There are two independent, 207-bar, hydraulic systems, each with a primary engine-driven and back-up electric pump. Electrical power is provided by four engine-driven generators (two per engine), an APU starter/generator, two nickel-cadmium batteries and a back-up lead-acid battery. There are three submerged electrical boost pumps in each of the two 2,620litre, wing fuel-tanks.

Bleed-air anti-icing is used on the wing and horizontal-stabiliser leading-edges and engine air-inlets, replacing the pneumatic boots used on the EMB-120. The Hamilton Standard environmental-control system consists of two high-capacity air-cycle machines and mixes fresh (bleed) and recirculated air. Cabin pressure is digitally controlled.

Embraer's equipment division, EDE, designed the landing gear, with assistance from Germany's Leibherr Aero Technik. EDE produces the dual-wheel, trailing-arm, main gear, while Leibherr supplies the dual-wheel nose gear. BFGoodrich provides the wheels and multi-disc carbon brakes; Crane Hydro-Aire, the digital "brake-by-wire" anti-skid braking system; and Parker Hannifin, the "steer-by-wire" nosewheel steering system.

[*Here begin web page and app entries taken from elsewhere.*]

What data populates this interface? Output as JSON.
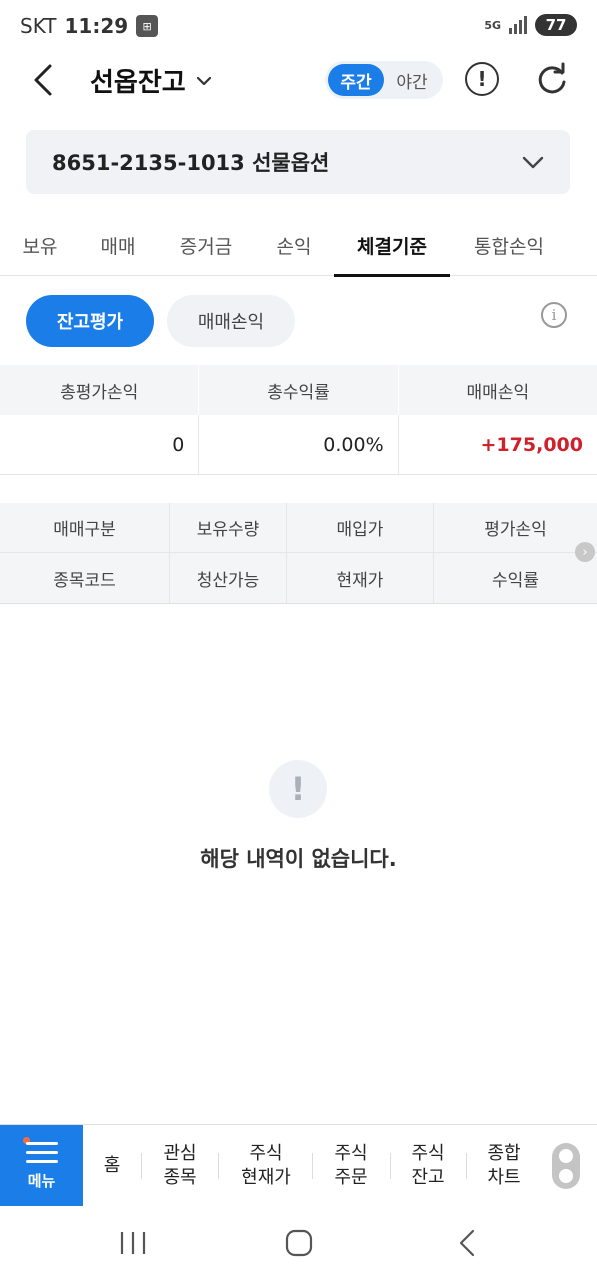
{
  "status_bar": {
    "carrier": "SKT",
    "time": "11:29",
    "network": "5G",
    "battery": "77"
  },
  "header": {
    "title": "선옵잔고",
    "session_toggle": {
      "day": "주간",
      "night": "야간",
      "active": "day"
    },
    "alert_symbol": "!"
  },
  "account": {
    "label": "8651-2135-1013 선물옵션"
  },
  "tabs": [
    {
      "label": "보유"
    },
    {
      "label": "매매"
    },
    {
      "label": "증거금"
    },
    {
      "label": "손익"
    },
    {
      "label": "체결기준",
      "active": true
    },
    {
      "label": "통합손익"
    }
  ],
  "filters": {
    "balance_eval": "잔고평가",
    "trade_pnl": "매매손익",
    "active": "balance_eval"
  },
  "summary": {
    "headers": [
      "총평가손익",
      "총수익률",
      "매매손익"
    ],
    "values": [
      "0",
      "0.00%",
      "+175,000"
    ]
  },
  "detail_table": {
    "row1": [
      "매매구분",
      "보유수량",
      "매입가",
      "평가손익"
    ],
    "row2": [
      "종목코드",
      "청산가능",
      "현재가",
      "수익률"
    ]
  },
  "empty_state": {
    "icon_symbol": "!",
    "message": "해당 내역이 없습니다."
  },
  "bottom_menu": {
    "menu_label": "메뉴",
    "items": [
      {
        "label": "홈"
      },
      {
        "label": "관심\n종목"
      },
      {
        "label": "주식\n현재가"
      },
      {
        "label": "주식\n주문"
      },
      {
        "label": "주식\n잔고"
      },
      {
        "label": "종합\n차트"
      }
    ]
  },
  "colors": {
    "accent": "#1a7de8",
    "positive": "#d0202a",
    "panel": "#f0f2f6"
  },
  "icons": {
    "back": "back-arrow-icon",
    "dropdown": "chevron-down-icon",
    "alert": "exclamation-circle-icon",
    "refresh": "refresh-icon",
    "info": "info-icon",
    "menu": "hamburger-icon"
  }
}
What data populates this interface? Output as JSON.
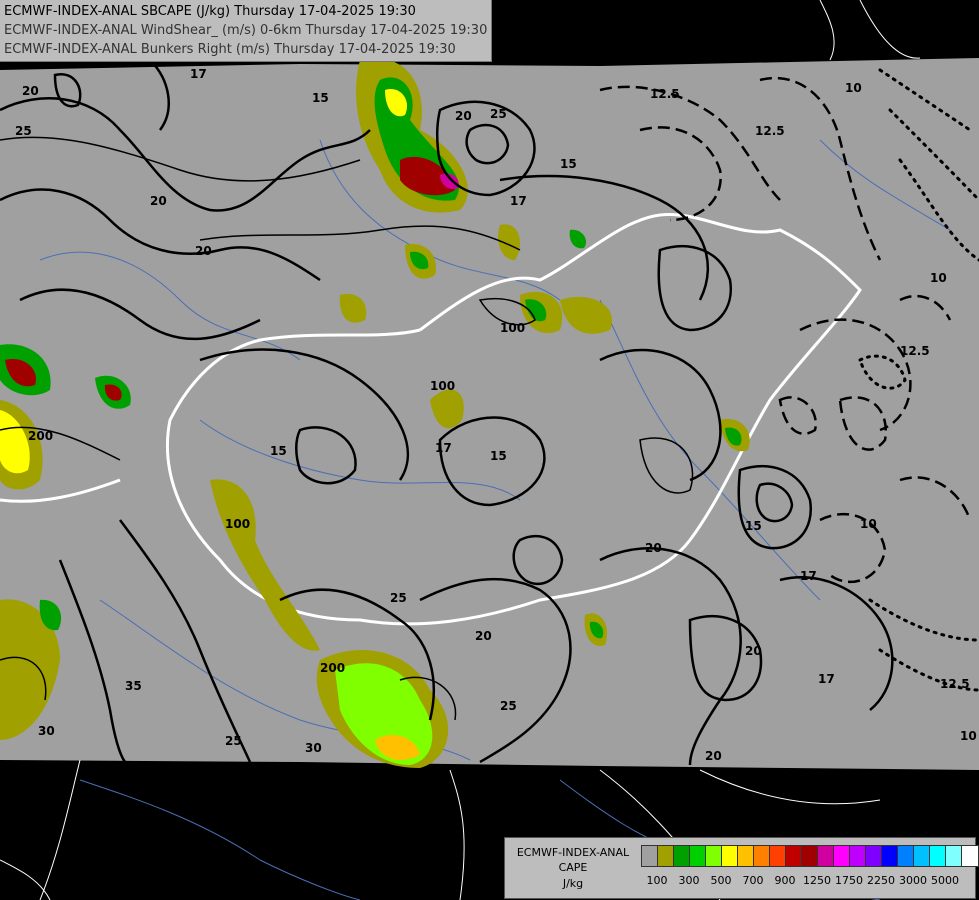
{
  "header": {
    "lines": [
      {
        "text": "ECMWF-INDEX-ANAL SBCAPE (J/kg) Thursday 17-04-2025 19:30",
        "color": "#000000"
      },
      {
        "text": "ECMWF-INDEX-ANAL WindShear_ (m/s) 0-6km Thursday 17-04-2025 19:30",
        "color": "#333333"
      },
      {
        "text": "ECMWF-INDEX-ANAL Bunkers Right (m/s) Thursday 17-04-2025 19:30",
        "color": "#333333"
      }
    ]
  },
  "legend": {
    "title_line1": "ECMWF-INDEX-ANAL",
    "title_line2": "CAPE",
    "title_line3": "J/kg",
    "colors": [
      "#a0a0a0",
      "#a0a000",
      "#00a000",
      "#00d000",
      "#80ff00",
      "#ffff00",
      "#ffc000",
      "#ff8000",
      "#ff4000",
      "#c00000",
      "#a00000",
      "#d000a0",
      "#ff00ff",
      "#c000ff",
      "#8000ff",
      "#0000ff",
      "#0080ff",
      "#00c0ff",
      "#00ffff",
      "#80ffff",
      "#ffffff"
    ],
    "tick_labels": [
      "100",
      "300",
      "500",
      "700",
      "900",
      "1250",
      "1750",
      "2250",
      "3000",
      "5000"
    ]
  },
  "map": {
    "contour_labels": [
      {
        "text": "20"
      },
      {
        "text": "17"
      },
      {
        "text": "15"
      },
      {
        "text": "25"
      },
      {
        "text": "20"
      },
      {
        "text": "17"
      },
      {
        "text": "15"
      },
      {
        "text": "12.5"
      },
      {
        "text": "10"
      },
      {
        "text": "12.5"
      },
      {
        "text": "12.5"
      },
      {
        "text": "10"
      },
      {
        "text": "25"
      },
      {
        "text": "20"
      },
      {
        "text": "20"
      },
      {
        "text": "100"
      },
      {
        "text": "100"
      },
      {
        "text": "15"
      },
      {
        "text": "17"
      },
      {
        "text": "15"
      },
      {
        "text": "20"
      },
      {
        "text": "10"
      },
      {
        "text": "17"
      },
      {
        "text": "25"
      },
      {
        "text": "20"
      },
      {
        "text": "100"
      },
      {
        "text": "200"
      },
      {
        "text": "30"
      },
      {
        "text": "25"
      },
      {
        "text": "30"
      },
      {
        "text": "35"
      },
      {
        "text": "20"
      },
      {
        "text": "17"
      },
      {
        "text": "12.5"
      },
      {
        "text": "10"
      },
      {
        "text": "20"
      },
      {
        "text": "25"
      },
      {
        "text": "15"
      },
      {
        "text": "200"
      }
    ],
    "colors": {
      "background": "#000000",
      "domain": "#a0a0a0",
      "border": "#ffffff",
      "river": "#4a6fb5",
      "contour": "#000000"
    }
  }
}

Embraer was privatised by the Brazilian Government in December 1994 and the EMB-145 is its first project as a private-sector company. The manufacturer has already cut its workforce substantially to reduce costs and president Juarez Wanderley says that Embraer's new shareholders have undertaken to pump sufficient capital into the company to fund production of the EMB-145.

Aircraft are being built from the outset on production tooling. The EMB-145 was designed entirely on the Intergraph computer-aided design system, first used on the CBA-123 project, but marked Embraer's first use of an electronic mock-up. "This saved a lot of time and the assembly of parts was surprisingly correct," Affonso says.

The prototype will be followed by three pre-series aircraft and two ground-test articles. A 13-month, 1,300h, flight-test programme is planned, leading to Brazilian and US certification in October 1996. European certification is also planned for October 1996, although Affonso admits this might be "a struggle".

First deliveries are scheduled for December 1996, with the initial four aircraft destined for Australia's Flight West Airlines, Regional of France, Denmark's Eastern Trade Wings, and Trinidad-based BWIA International Airlines. By the time of the first flight in August, Embraer held firm orders for 18 aircraft, options on 16 and letters of intent for 127.

Embraer and its partners are gearing up for production of three aircraft a month by 1998, but could increase this to four a month "...if the market demands", says senior vice-president, programmes, Satoshi Yakota.

The Brazilian manufacturer is counting on continued regional-airline growth, coupled with increased demand for jet-airliner service, to generate demand for at least 400 EMB-145s. Its break-even point is between 200 and 250 aircraft, which the company expects to reach between 2001 and 2003, he says.


Source: Flight International